He emails about your choice of story: “Who’s the asshole, the wife or the cat?” It’s all been very playful up to now, but you feel that this is something of a challenge. Possession and jealousy, such sticky notions. The cat owned the man first, didn’t she? But why can’t the man be the asshole for his indecision? You take out your black thin-line pen and sketch a triptych:a couple walking a cat on a leash, a cat walking a couple on a leash, a man alone with a ring in one hand and a collar in the other. You scan it and send it to him.
He never asks when you’re coming, if you’re coming. He left the proposal there, hanging in the headiness of his hot breath in your ear: “You draw, I’ll script, let’s make a graphic novel or six, between, you know, afternoons of…”
Was this him rubbing up against you? Marking you, leaving his stubborn white hairs on your pristine black tights? You wonder how he’s going to respond to the leashes and the cats and prepare for a stretched wait.
On Thursday, there’s a crispness in the air as you lock up. The last of the yellowed leaves scrape at the gutters. You walk along Fitzwilliam Quay beside the canal and hear a shuffling behind you. Turning, no-one’s there, instead it’s a scrawny whippet, standing, shivering with tufts gone out of its coat. It stares up at you and you move closer, seeing no collar. What can be done for this unloved thing? You pet it with your glove and it stops shaking, so you let it follow you home. Into the bath it goes, you hose it down and bundle it in the fluffiest towel you have. After dinner, with the dog beside you on the couch, you open your laptop. There it is, right on time, an email from him. But you don’t open it.
Bayveen O’Connell is based in Dublin, loves travel and gravitates towards dark things.
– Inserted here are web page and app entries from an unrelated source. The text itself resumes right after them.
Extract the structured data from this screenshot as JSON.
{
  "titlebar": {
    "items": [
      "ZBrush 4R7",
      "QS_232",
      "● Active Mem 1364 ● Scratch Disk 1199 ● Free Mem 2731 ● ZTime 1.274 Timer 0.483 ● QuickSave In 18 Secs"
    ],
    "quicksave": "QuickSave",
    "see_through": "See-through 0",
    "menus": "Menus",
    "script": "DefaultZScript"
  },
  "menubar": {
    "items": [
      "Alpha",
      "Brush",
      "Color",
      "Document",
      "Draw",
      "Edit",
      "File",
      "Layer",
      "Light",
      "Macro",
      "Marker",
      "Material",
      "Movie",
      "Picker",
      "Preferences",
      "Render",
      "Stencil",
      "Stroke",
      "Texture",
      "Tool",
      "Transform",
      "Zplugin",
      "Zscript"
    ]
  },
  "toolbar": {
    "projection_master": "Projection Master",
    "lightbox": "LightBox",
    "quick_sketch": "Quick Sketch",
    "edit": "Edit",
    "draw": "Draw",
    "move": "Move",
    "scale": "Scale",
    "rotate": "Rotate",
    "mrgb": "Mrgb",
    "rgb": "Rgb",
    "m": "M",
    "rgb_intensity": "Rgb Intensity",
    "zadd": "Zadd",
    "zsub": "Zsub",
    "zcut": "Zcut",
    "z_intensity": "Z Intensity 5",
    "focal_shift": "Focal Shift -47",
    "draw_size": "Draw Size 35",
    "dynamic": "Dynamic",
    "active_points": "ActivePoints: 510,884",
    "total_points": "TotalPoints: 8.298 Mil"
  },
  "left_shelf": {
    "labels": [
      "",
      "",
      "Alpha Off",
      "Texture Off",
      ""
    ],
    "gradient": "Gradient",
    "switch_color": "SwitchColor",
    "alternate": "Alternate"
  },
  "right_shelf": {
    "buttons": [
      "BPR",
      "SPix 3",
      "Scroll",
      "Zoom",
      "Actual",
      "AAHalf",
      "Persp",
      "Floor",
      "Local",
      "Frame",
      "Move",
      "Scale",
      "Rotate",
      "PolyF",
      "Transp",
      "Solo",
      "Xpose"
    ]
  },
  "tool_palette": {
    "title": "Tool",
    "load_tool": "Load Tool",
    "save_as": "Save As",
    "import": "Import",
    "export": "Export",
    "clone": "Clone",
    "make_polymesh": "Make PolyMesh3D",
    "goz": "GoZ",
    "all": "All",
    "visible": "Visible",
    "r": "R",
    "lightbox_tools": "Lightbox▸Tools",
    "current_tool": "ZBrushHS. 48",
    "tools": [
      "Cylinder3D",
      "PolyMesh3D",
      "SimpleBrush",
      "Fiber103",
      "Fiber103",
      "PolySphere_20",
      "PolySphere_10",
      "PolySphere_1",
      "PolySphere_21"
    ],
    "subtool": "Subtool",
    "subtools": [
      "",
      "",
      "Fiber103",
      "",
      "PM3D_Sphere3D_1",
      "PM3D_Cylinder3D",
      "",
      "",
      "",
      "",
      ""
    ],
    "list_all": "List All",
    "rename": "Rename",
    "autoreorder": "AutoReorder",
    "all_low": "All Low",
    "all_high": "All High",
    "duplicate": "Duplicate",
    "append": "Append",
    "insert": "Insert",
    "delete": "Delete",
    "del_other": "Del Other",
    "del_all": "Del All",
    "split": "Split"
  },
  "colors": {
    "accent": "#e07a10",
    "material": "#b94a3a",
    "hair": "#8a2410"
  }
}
Her flash, CNF and poems have appeared in The Cabinet of Heed, Former Cactus, Lonesome October Lit, Molotov Cocktail, Train Lit Mag, Boyne Berries and others.